Remember the insane airtime hill a second ago? Here's another one, this one even stronger, and when you come over the top, there's a huge piece of steel track right in front of your head. Yeah. Somebody has a sense of humor. You don't even slow down over this one and now it's down and to the right into another mind-numbing turn full of positive-Gs.
This curve leads to another hill, but rather than more insane negative-Gs, it rolls over on its side and does a little flying camel thing. As much as I love negative-Gs and airtime, it's a bit of relief for your legs that they don't have to work to hold you into the car here... or at least that's what you think. Coming out of it, the train twists left and then right again along the centerline of the track... meaning that the train gets flung side to side with you in it. That sounds horrible, but it's very smooth and quite fun, even though you aren't entirely sure the train really wants you to stay in it. Every maneuver seems to be calculated to throw you out.
Another swooping turn full of positive-Gs brings you to a specialty of Intamin brand coasters: the bunny hop with a twist. A bunny hop is a short hill taken at high speed. It usually involves coming up out of your seat for some nice airtime. These, however, are a bit different in that the track is angled to one side coming up the hill, then angled the other direction on the way down. The crest of the hill has the transition. This happens on a lot of Intamin coasters, but those are all narrow, two-across seating trains. These are wide trains - and the edge seats are about to get batshit crazy.
This is the moment that separates those who like the edge seats from those who like the center. It also creates a division of those who like the left side and those who like the right. The experience is different for all those folks. Center-seat riders get much the same experience as they would on the others with this maneuver, lean right on the way up, pop up out of your seat, lean left on the way down. Right-edge riders, though, get catapulted over the top like a circus acrobat on a teeter-totter as the wide train flings that side of the train up on the twist. Left-edge riders get the opposite effect, riding the high side on the way up, then having their seat yanked from under them on the twist. It's all great and very intense, but you don't have time to savor it long, as another riotous airtime hill is dead ahead.

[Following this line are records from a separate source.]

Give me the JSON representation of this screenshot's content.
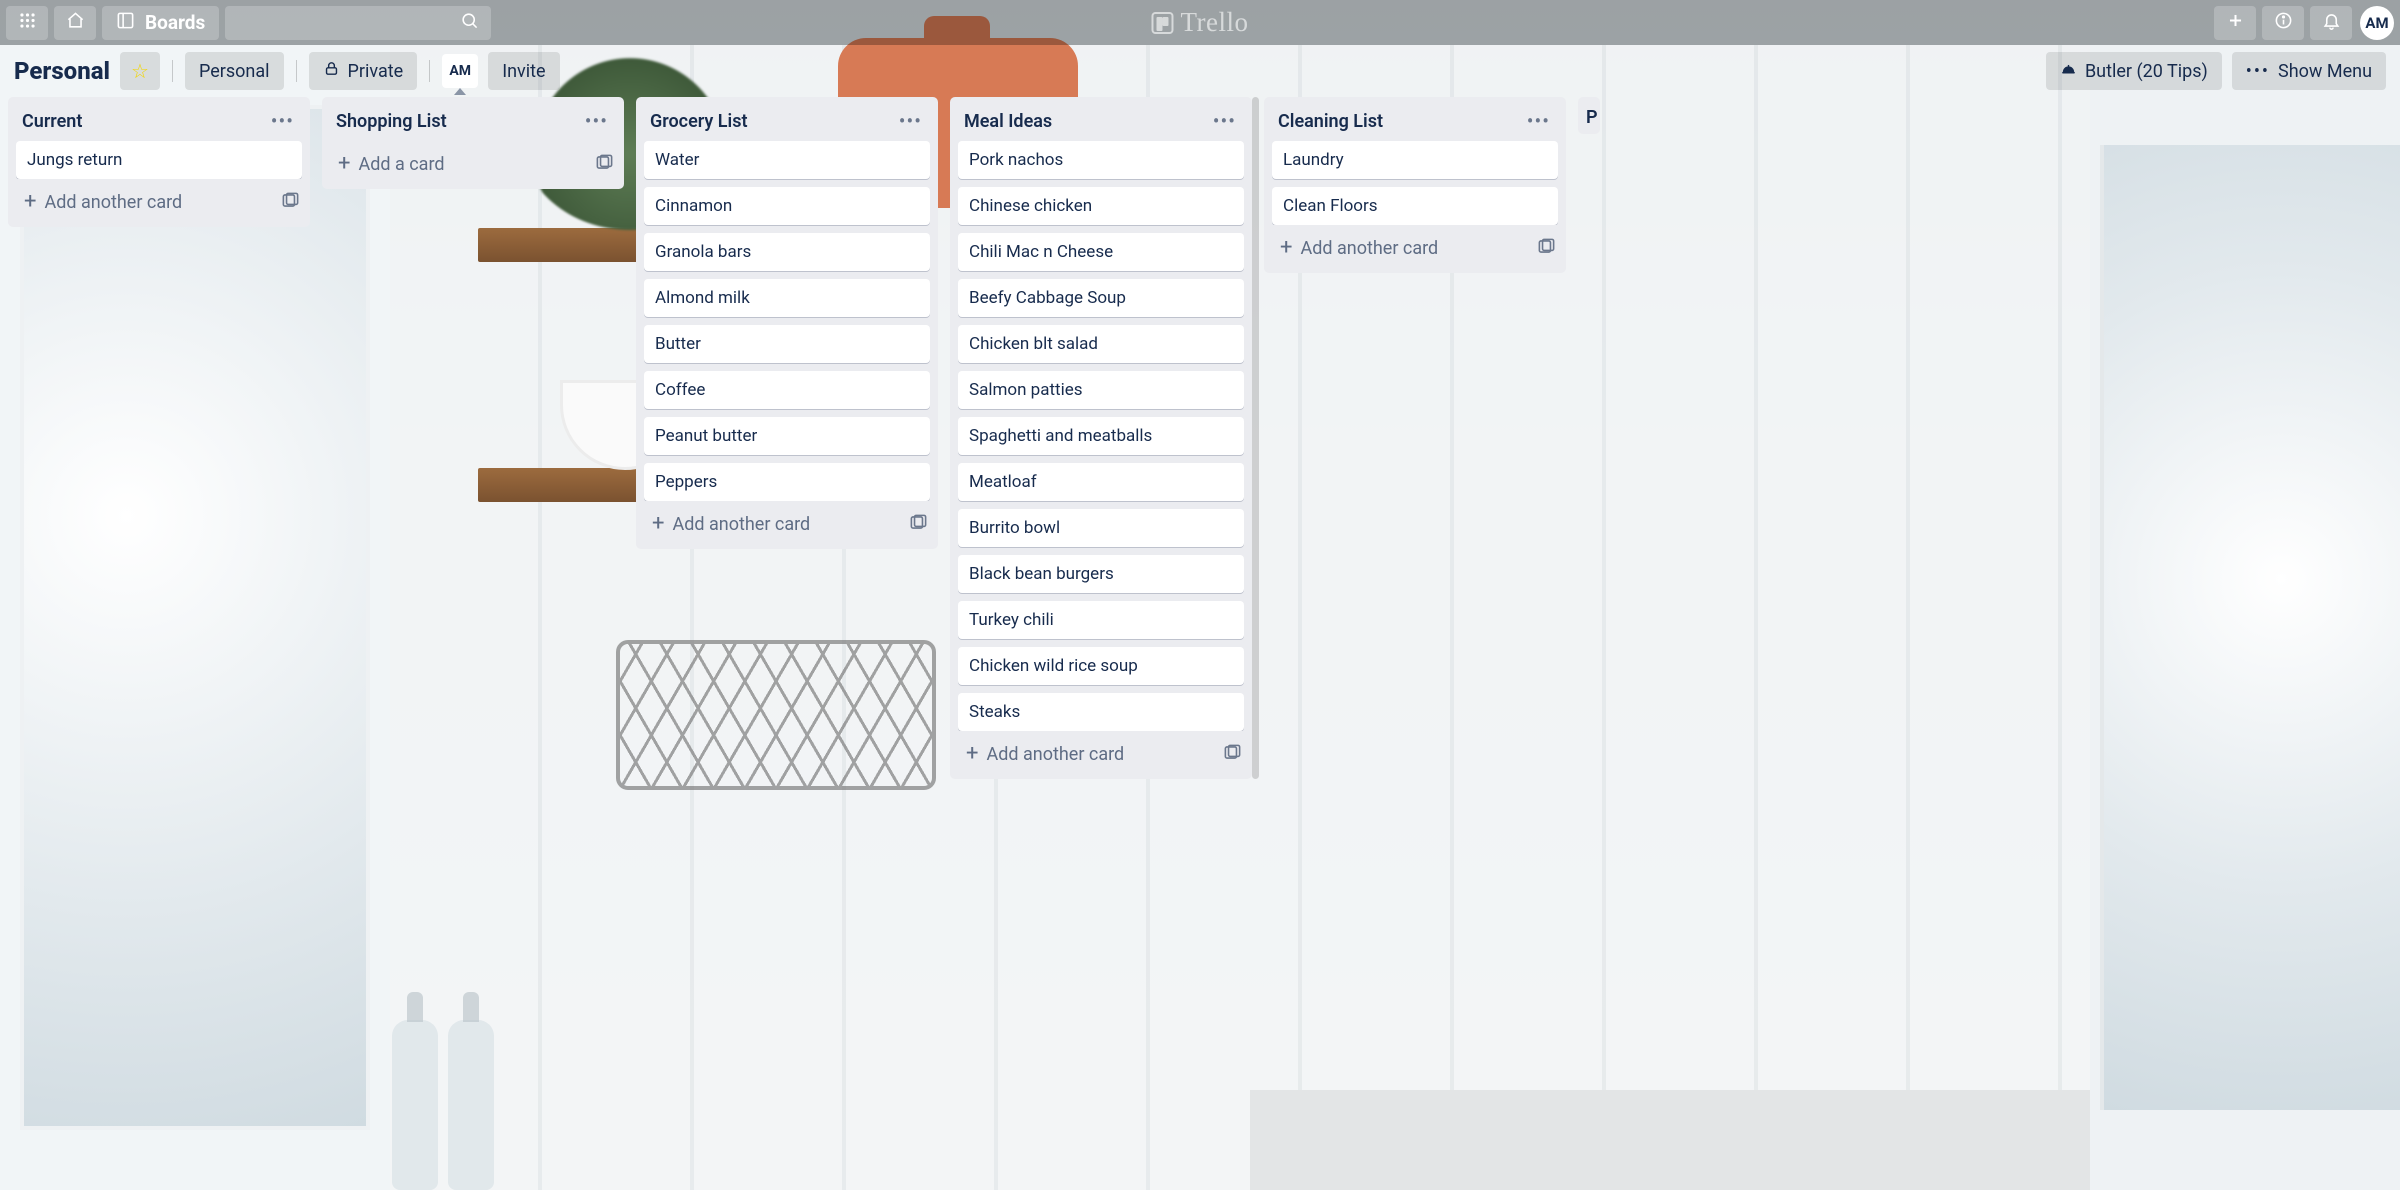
{
  "topbar": {
    "boards_label": "Boards",
    "logo_text": "Trello",
    "avatar_initials": "AM"
  },
  "board_header": {
    "title": "Personal",
    "team_label": "Personal",
    "visibility_label": "Private",
    "member_initials": "AM",
    "invite_label": "Invite",
    "butler_label": "Butler (20 Tips)",
    "show_menu_label": "Show Menu"
  },
  "strings": {
    "add_a_card": "Add a card",
    "add_another_card": "Add another card"
  },
  "lists": [
    {
      "title": "Current",
      "add_label_key": "add_another_card",
      "cards": [
        "Jungs return"
      ]
    },
    {
      "title": "Shopping List",
      "add_label_key": "add_a_card",
      "cards": []
    },
    {
      "title": "Grocery List",
      "add_label_key": "add_another_card",
      "cards": [
        "Water",
        "Cinnamon",
        "Granola bars",
        "Almond milk",
        "Butter",
        "Coffee",
        "Peanut butter",
        "Peppers"
      ]
    },
    {
      "title": "Meal Ideas",
      "add_label_key": "add_another_card",
      "has_scroll": true,
      "cards": [
        "Pork nachos",
        "Chinese chicken",
        "Chili Mac n Cheese",
        "Beefy Cabbage Soup",
        "Chicken blt salad",
        "Salmon patties",
        "Spaghetti and meatballs",
        "Meatloaf",
        "Burrito bowl",
        "Black bean burgers",
        "Turkey chili",
        "Chicken wild rice soup",
        "Steaks"
      ]
    },
    {
      "title": "Cleaning List",
      "add_label_key": "add_another_card",
      "cards": [
        "Laundry",
        "Clean Floors"
      ]
    },
    {
      "title": "P",
      "peek": true,
      "cards": []
    }
  ]
}
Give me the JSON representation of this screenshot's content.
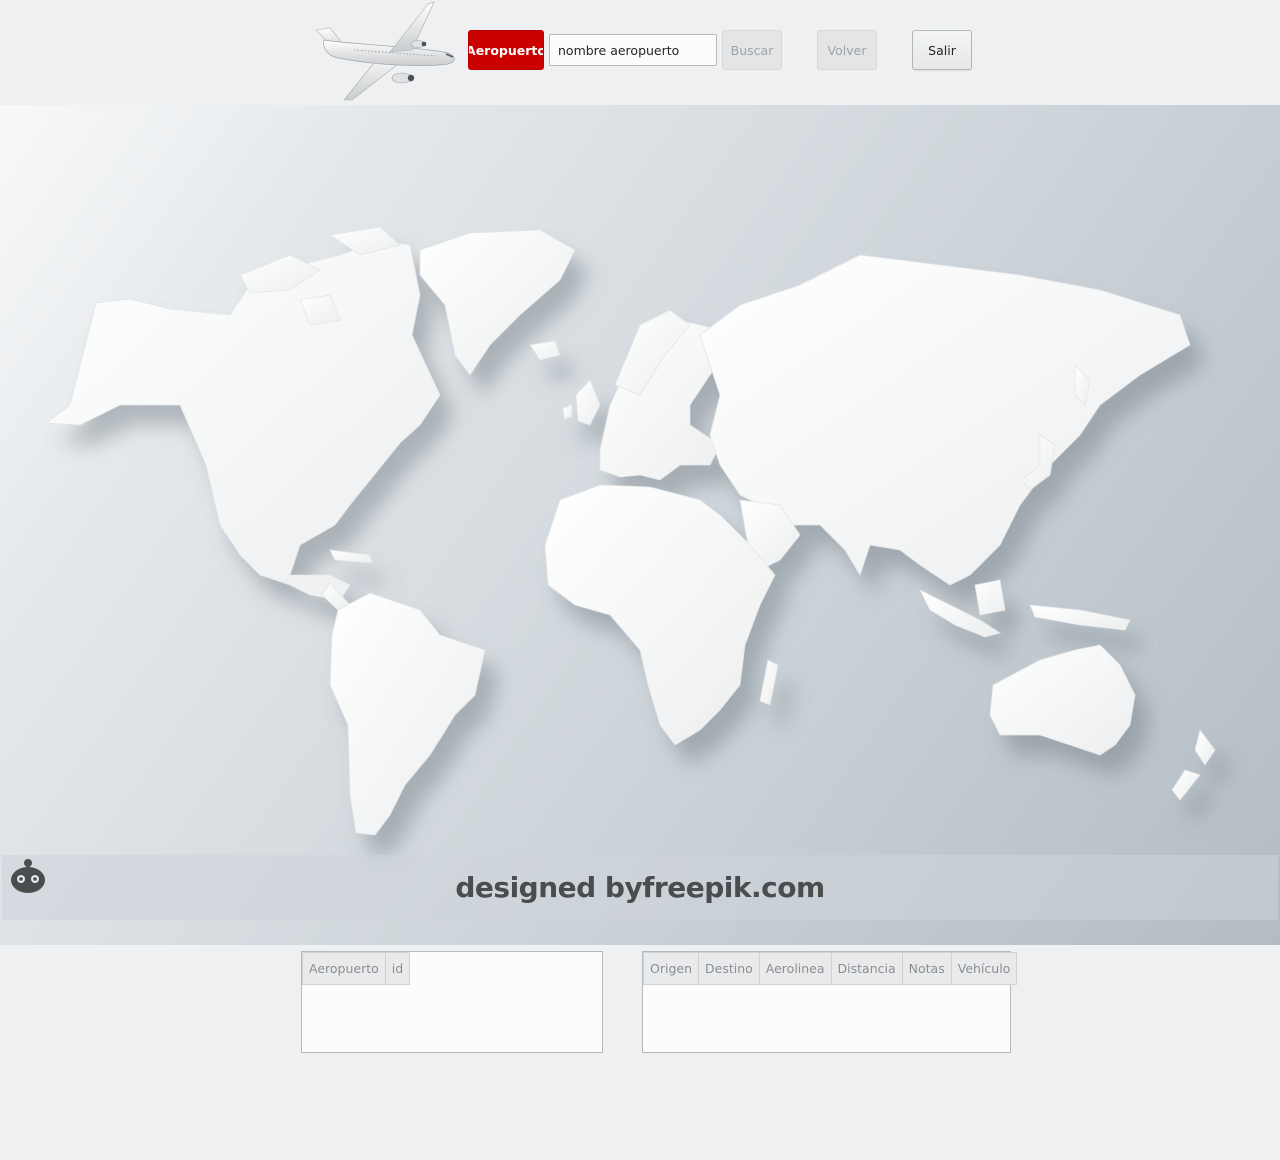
{
  "toolbar": {
    "airport_button": "Aeropuerto",
    "search_value": "nombre aeropuerto",
    "search_button": "Buscar",
    "back_button": "Volver",
    "exit_button": "Salir"
  },
  "map": {
    "credit_prefix": "designed by",
    "credit_suffix": "freepik.com"
  },
  "airport_table": {
    "columns": [
      "Aeropuerto",
      "id"
    ],
    "rows": []
  },
  "routes_table": {
    "columns": [
      "Origen",
      "Destino",
      "Aerolinea",
      "Distancia",
      "Notas",
      "Vehículo"
    ],
    "rows": []
  },
  "colors": {
    "accent": "#cc0000",
    "background": "#eff0f1"
  }
}
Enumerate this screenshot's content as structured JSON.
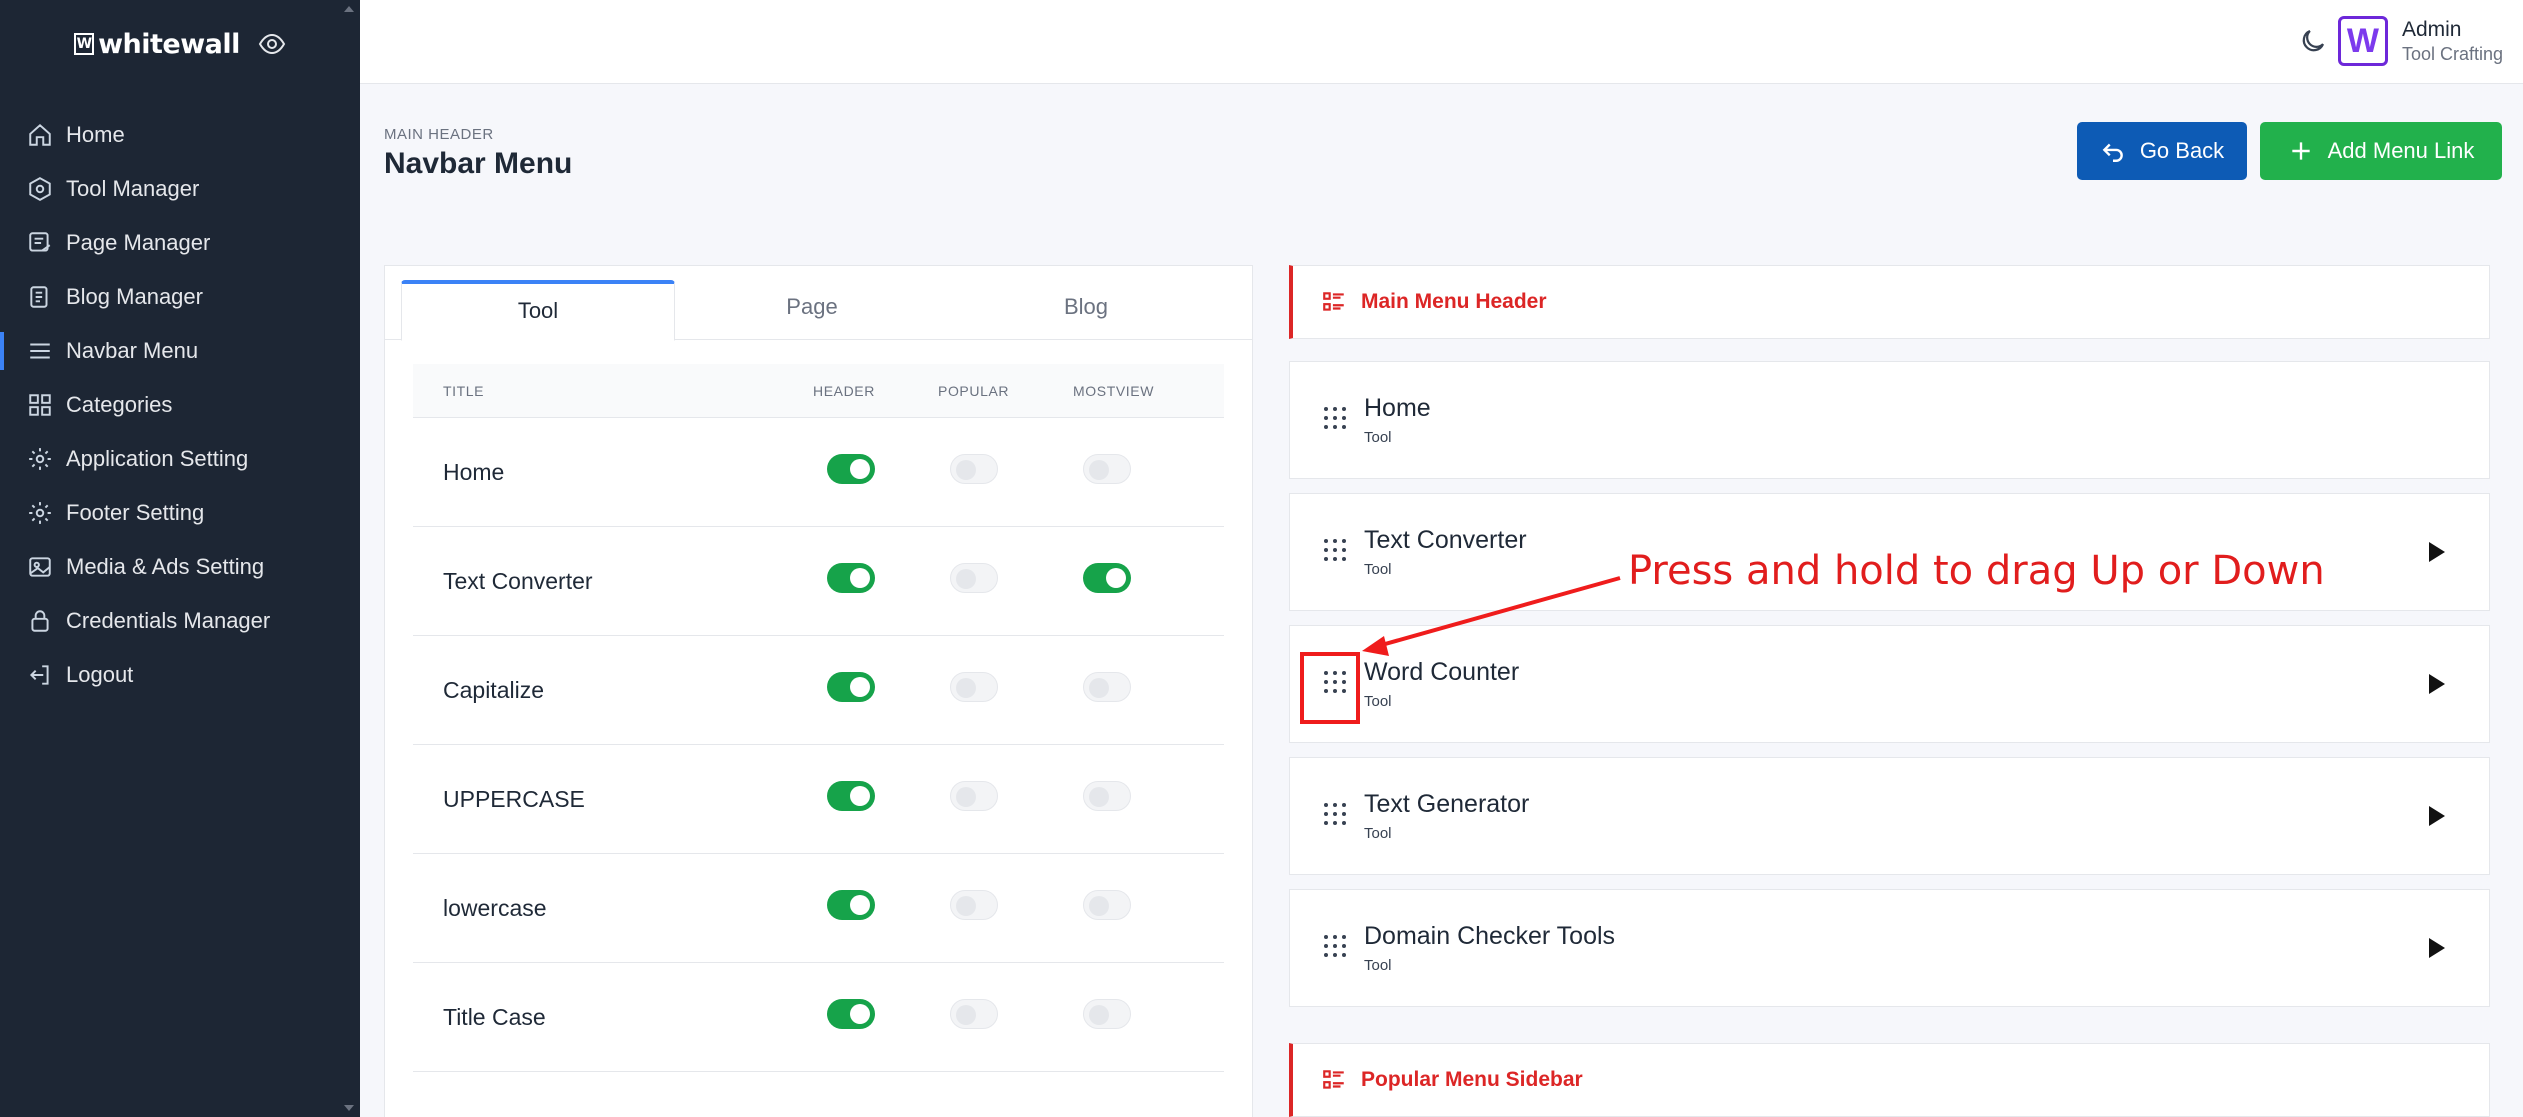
{
  "brand": {
    "name": "whitewall",
    "logo_letter": "W"
  },
  "sidebar": {
    "items": [
      {
        "label": "Home",
        "icon": "home-icon"
      },
      {
        "label": "Tool Manager",
        "icon": "hexagon-icon"
      },
      {
        "label": "Page Manager",
        "icon": "page-icon"
      },
      {
        "label": "Blog Manager",
        "icon": "blog-icon"
      },
      {
        "label": "Navbar Menu",
        "icon": "menu-icon",
        "active": true
      },
      {
        "label": "Categories",
        "icon": "grid-icon"
      },
      {
        "label": "Application Setting",
        "icon": "gear-icon"
      },
      {
        "label": "Footer Setting",
        "icon": "gear-icon"
      },
      {
        "label": "Media & Ads Setting",
        "icon": "image-icon"
      },
      {
        "label": "Credentials Manager",
        "icon": "lock-icon"
      },
      {
        "label": "Logout",
        "icon": "logout-icon"
      }
    ]
  },
  "user": {
    "name": "Admin",
    "role": "Tool Crafting",
    "avatar_letter": "W"
  },
  "header": {
    "eyebrow": "MAIN HEADER",
    "title": "Navbar Menu"
  },
  "buttons": {
    "back": "Go Back",
    "add": "Add Menu Link"
  },
  "tabs": [
    "Tool",
    "Page",
    "Blog"
  ],
  "table": {
    "columns": [
      "TITLE",
      "HEADER",
      "POPULAR",
      "MOSTVIEW"
    ],
    "rows": [
      {
        "title": "Home",
        "header": true,
        "popular": false,
        "mostview": false
      },
      {
        "title": "Text Converter",
        "header": true,
        "popular": false,
        "mostview": true
      },
      {
        "title": "Capitalize",
        "header": true,
        "popular": false,
        "mostview": false
      },
      {
        "title": "UPPERCASE",
        "header": true,
        "popular": false,
        "mostview": false
      },
      {
        "title": "lowercase",
        "header": true,
        "popular": false,
        "mostview": false
      },
      {
        "title": "Title Case",
        "header": true,
        "popular": false,
        "mostview": false
      }
    ]
  },
  "main_menu": {
    "title": "Main Menu Header",
    "items": [
      {
        "title": "Home",
        "type": "Tool",
        "expandable": false
      },
      {
        "title": "Text Converter",
        "type": "Tool",
        "expandable": true
      },
      {
        "title": "Word Counter",
        "type": "Tool",
        "expandable": true
      },
      {
        "title": "Text Generator",
        "type": "Tool",
        "expandable": true
      },
      {
        "title": "Domain Checker Tools",
        "type": "Tool",
        "expandable": true
      }
    ]
  },
  "popular_menu": {
    "title": "Popular Menu Sidebar"
  },
  "annotation": {
    "text": "Press and hold to drag Up or Down",
    "color": "#e11d1d"
  },
  "colors": {
    "sidebar_bg": "#1d2634",
    "primary": "#0d5bb5",
    "success": "#22b14c",
    "danger": "#dc2626",
    "toggle_on": "#16a34a"
  }
}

That last moment of insanely strong negative-Gs leads to a slight left turn and the brakes. Riders are breathless and giddy, some in various states of disorientation with an unmistakeable look of "dafuq did I just do?" on their faces. The other thing you notice is that the lap bars have tightened during the ride on those turns, but thankfully they ratchet back up a couple of inches on the brake run, so there's not much discomfort - even on repeat rides. I'd heard that the restraints were different during the inaugural season and that they were quite uncomfortable, even to the point of ruining the ride experience. It seems that Hersheypark addressed those issues, as I rode nearly 20 times in half a day without any problems. You know what? The 20th ride was just as good as the first. That's how you know you've got a winning coaster.
Skyrush is nestled down in a valley with the old Comet wood coaster and two other steel coasters and it has a commanding presence there - as well it should. It is one of the most crazy, intense rides in the world, with extreme G-forces, challenging turns, and one of the best first drops anywhere. It's pretty much everything I want in a steel coaster, and more. Lots more!